Even though VNCB received support from the central bank via Vietcombank, it wasn’t enough to get it out of the red.
SBV steps in
On January 1, 2015, at an extra-ordinary general meeting of VNCB, the results of an independent audit were tabled, showing that VNCB had negative equity. Shareholders not only no longer had assets in the bank but had become liable for all debts incurred.
There were three more extra-ordinary shareholder meetings seeking approval of plans to contribute additional charter capital of VND7.5 trillion ($348.22 million), as prescribed by law. Unsurprisingly, the shareholders baulked at the idea.
Only two solutions had become available to VNCB: bankruptcy or being taken over by the SBV. Under law, in case of bankruptcy its depositors would be covered by deposit insurance, but this was limited to a maximum of VND50 million ($2,320). And VNCB going bankrupt would hardly bolster confidence in the country’s banking sector. The central bank was forced to step in.
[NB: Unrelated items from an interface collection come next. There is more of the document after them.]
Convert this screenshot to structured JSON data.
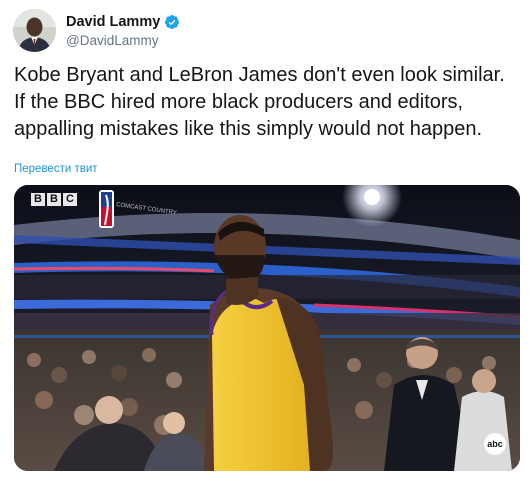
{
  "author": {
    "display_name": "David Lammy",
    "handle": "@DavidLammy",
    "verified": true,
    "verified_icon": "verified-badge-icon"
  },
  "tweet": {
    "lines": [
      "Kobe Bryant and LeBron James don't even look similar.",
      "If the BBC hired more black producers and editors,",
      "appalling mistakes like this simply would not happen."
    ]
  },
  "translate_link": "Перевести твит",
  "media": {
    "broadcaster_logo": [
      "B",
      "B",
      "C"
    ],
    "network_bug": "abc",
    "colors": {
      "jersey": "#f2c230",
      "arena_dark": "#1a1d2e",
      "led_ribbon": "#2b5fc9"
    }
  },
  "colors": {
    "link": "#1b95e0",
    "verified": "#1da1f2",
    "secondary_text": "#657786"
  }
}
Taking over VNCB at VND0 per share aims to show its responsibility towards the bank’s depositors. “It seeks to provide stability and curtail any loss of belief in the banking sector,” SBV Deputy Governor Nguyen Phuoc Thanh told local media. “We may act in a similar nature in the future if the circumstances require.”
Mr. Can Van Luc, Senior Advisor to the Chairman of BIDV, said the decision by the central bank will avoid a “run” on financial institutions and the subsequent chaos that would ensue. The central bank also wants to fully secure customer rights, because when a bank declares bankruptcy depositors are only minimally covered, and this would have a negative affect on confidence in the banking sector as a whole.
Future for VNCB
Deputy Governor Thanh was quick to point out that the move does not represent “nationalization”. After the acquisition, the SBV will raise capital and provide VND40 trillion ($1.9 billion) in support for the emerging new bank to operate as normal.
At the time of the acquisition VNCB had 551 shareholders, of which six were institutional shareholders and 545 were individual shareholders. Though depositors were protected, these shareholders all lost out. After restructuring the bank, Deputy Governor Thanh said, the SBV will seek new investors, both domestic and foreign.